17 October 2010

Getting "Computing in the Core"

I've typically avoided spending much time on trying to convince school board (or whomever) that they should do more to include Computer Science & Engineering & Programming in the K-12 curriculum. This is not because I feel this is unimportant (double-negative = yes, I think it's important), but rather that I'd rather not get mired in the politics at this point. In any case there are lots of competent people already working on this (uphill) battle.

I've also felt that I can do my part by creating and publishing various assignments, projects and presentations so that other instructors can make use of them. (I've been doing OK on the 'creating' part, but I have a large backlog of material I need to get around to 'publishing').

Getting back to the 'lots of competent people already working on this' topic, I just saw the announcement for Computing in the Core (CinC) which touts itself as a:
...non-partisan advocacy coalition of [blah, blah, blahs] that strive to elevate computer science education to a core academic subject in K-12 education...
And it made me go 'yea!'

Even if they focus only on 9th-12th grade (which I hope they don't), their success would still makes a great start since eventually the requirements will trickle down to the lower grades. I strongly believe that we should be starting earlier with CS education and that many of the problems we encounter are due to the late start, but that's another topic for another day.

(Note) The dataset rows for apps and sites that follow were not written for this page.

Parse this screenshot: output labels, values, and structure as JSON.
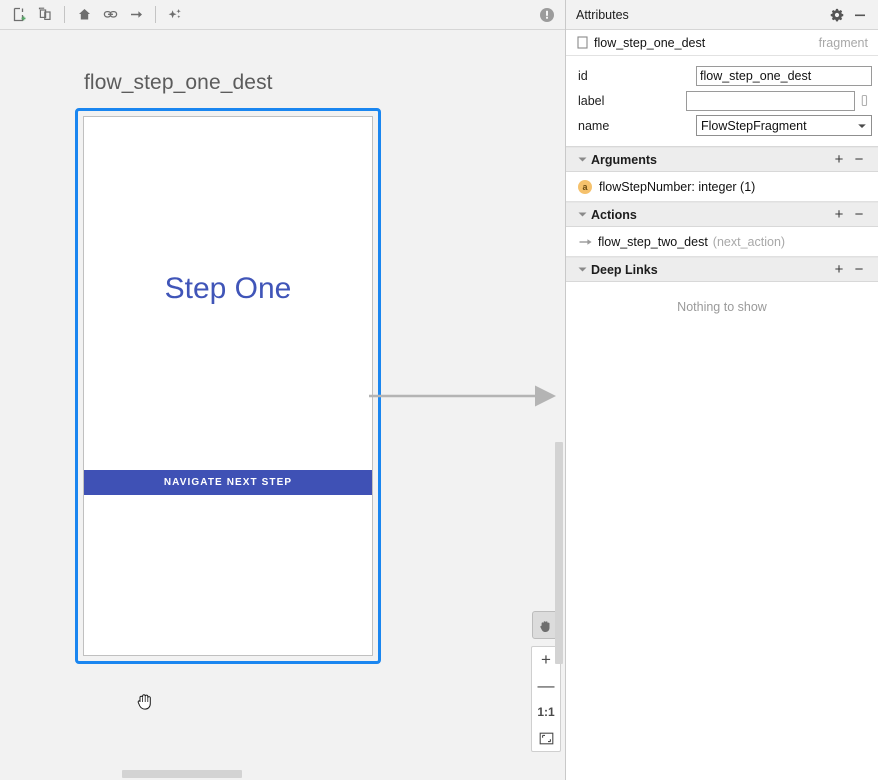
{
  "toolbar": {
    "buttons": [
      {
        "name": "new-destination-icon",
        "title": "New Destination"
      },
      {
        "name": "new-nested-graph-icon",
        "title": "New Nested Graph"
      },
      {
        "name": "home-icon",
        "title": "Assign start destination"
      },
      {
        "name": "link-icon",
        "title": "Add action"
      },
      {
        "name": "arrow-right-icon",
        "title": "Add action"
      },
      {
        "name": "auto-arrange-icon",
        "title": "Auto Arrange"
      }
    ],
    "status_icon": "error-info-icon"
  },
  "canvas": {
    "destination_title": "flow_step_one_dest",
    "screen": {
      "title": "Step One",
      "button_label": "NAVIGATE NEXT STEP"
    },
    "zoom_controls": {
      "pan_label": "pan-tool",
      "zoom_in": "+",
      "zoom_out": "—",
      "actual_size": "1:1",
      "fit_to_screen": "fit-icon"
    }
  },
  "attributes": {
    "header": {
      "title": "Attributes",
      "gear_icon": "gear-icon",
      "minimize_icon": "minimize-icon"
    },
    "selection": {
      "icon": "fragment-icon",
      "name": "flow_step_one_dest",
      "type": "fragment"
    },
    "properties": [
      {
        "label": "id",
        "value": "flow_step_one_dest",
        "kind": "text"
      },
      {
        "label": "label",
        "value": "",
        "kind": "text",
        "has_picker": true
      },
      {
        "label": "name",
        "value": "FlowStepFragment",
        "kind": "combo"
      }
    ],
    "sections": [
      {
        "title": "Arguments",
        "add_label": "+",
        "remove_label": "−",
        "rows": [
          {
            "badge": "a",
            "text": "flowStepNumber: integer (1)",
            "muted": ""
          }
        ]
      },
      {
        "title": "Actions",
        "add_label": "+",
        "remove_label": "−",
        "rows": [
          {
            "icon": "action-arrow-icon",
            "text": "flow_step_two_dest",
            "muted": "(next_action)"
          }
        ]
      },
      {
        "title": "Deep Links",
        "add_label": "+",
        "remove_label": "−",
        "rows": []
      }
    ],
    "empty_message": "Nothing to show"
  },
  "colors": {
    "selection_blue": "#1a86f0",
    "screen_title": "#4055b8",
    "button_bg": "#3f51b5",
    "argument_badge": "#f5c16c",
    "connector": "#b4b4b4"
  }
}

I was reminded of the importance of getting CS into the core curriculum when I was talking with a friend the other day:
This friend has a daughter who attends a middle-school with an after-school robotics program. She was interested in this class (and had done some robotics in the past) but none of here friends were going to be taking it. In the end, she chose not to sign up for the program.
If this had been a "6th period robotics" class that everyone had to take, this would not have happened. It's difficult to be the only one of your peers interested in something like this. Who knows, maybe her friends would have enjoyed it as well.

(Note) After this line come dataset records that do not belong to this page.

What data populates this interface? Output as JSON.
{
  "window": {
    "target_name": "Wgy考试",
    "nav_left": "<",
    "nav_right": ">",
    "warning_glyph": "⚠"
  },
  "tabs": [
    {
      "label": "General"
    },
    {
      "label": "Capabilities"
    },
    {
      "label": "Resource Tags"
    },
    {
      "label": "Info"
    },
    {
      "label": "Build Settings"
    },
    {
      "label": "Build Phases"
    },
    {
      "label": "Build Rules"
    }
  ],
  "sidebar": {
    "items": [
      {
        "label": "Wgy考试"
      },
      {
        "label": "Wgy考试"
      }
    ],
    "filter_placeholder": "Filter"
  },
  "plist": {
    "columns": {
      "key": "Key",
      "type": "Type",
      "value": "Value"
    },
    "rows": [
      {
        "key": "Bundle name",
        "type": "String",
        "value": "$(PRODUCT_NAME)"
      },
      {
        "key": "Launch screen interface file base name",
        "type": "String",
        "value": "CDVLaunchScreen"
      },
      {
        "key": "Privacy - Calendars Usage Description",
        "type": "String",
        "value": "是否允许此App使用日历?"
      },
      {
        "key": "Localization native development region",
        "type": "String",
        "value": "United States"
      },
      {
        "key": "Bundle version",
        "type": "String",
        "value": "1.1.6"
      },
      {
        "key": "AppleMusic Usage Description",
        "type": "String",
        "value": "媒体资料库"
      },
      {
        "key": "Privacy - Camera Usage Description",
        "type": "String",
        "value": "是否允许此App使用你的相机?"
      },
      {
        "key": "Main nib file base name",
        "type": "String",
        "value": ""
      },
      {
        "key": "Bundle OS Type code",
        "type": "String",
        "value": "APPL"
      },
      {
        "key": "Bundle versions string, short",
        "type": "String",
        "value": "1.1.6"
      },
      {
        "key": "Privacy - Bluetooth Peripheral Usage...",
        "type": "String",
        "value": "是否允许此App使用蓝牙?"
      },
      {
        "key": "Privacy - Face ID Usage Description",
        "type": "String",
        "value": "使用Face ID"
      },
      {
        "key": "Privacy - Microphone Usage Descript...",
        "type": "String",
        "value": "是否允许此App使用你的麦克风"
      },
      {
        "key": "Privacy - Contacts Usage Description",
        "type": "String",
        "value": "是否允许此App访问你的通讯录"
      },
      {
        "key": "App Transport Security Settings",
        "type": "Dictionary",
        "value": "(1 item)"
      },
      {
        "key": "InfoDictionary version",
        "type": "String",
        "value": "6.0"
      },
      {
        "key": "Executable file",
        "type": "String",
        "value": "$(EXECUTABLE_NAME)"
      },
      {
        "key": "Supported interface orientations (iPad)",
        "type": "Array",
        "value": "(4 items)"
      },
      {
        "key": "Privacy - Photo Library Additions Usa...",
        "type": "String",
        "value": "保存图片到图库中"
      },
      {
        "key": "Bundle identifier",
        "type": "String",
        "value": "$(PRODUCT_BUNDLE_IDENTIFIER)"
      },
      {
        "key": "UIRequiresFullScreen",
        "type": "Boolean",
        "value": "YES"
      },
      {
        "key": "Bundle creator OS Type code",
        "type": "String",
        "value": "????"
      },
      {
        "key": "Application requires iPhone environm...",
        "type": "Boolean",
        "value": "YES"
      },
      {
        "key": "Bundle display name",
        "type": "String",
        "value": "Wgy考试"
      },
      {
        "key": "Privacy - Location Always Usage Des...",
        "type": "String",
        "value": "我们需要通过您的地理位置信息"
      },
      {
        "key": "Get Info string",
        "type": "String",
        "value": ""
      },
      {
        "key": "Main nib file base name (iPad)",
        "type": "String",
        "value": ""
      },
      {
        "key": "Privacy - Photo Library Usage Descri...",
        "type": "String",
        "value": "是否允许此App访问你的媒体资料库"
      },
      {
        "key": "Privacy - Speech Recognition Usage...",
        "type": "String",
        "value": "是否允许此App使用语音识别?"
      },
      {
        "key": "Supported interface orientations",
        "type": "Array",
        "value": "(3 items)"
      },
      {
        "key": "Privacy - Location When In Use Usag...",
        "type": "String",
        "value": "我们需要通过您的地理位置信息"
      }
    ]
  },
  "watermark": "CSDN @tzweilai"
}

But to finish up on a positive note. Yea for CinC! I hope that they are wildly successful.

No comments: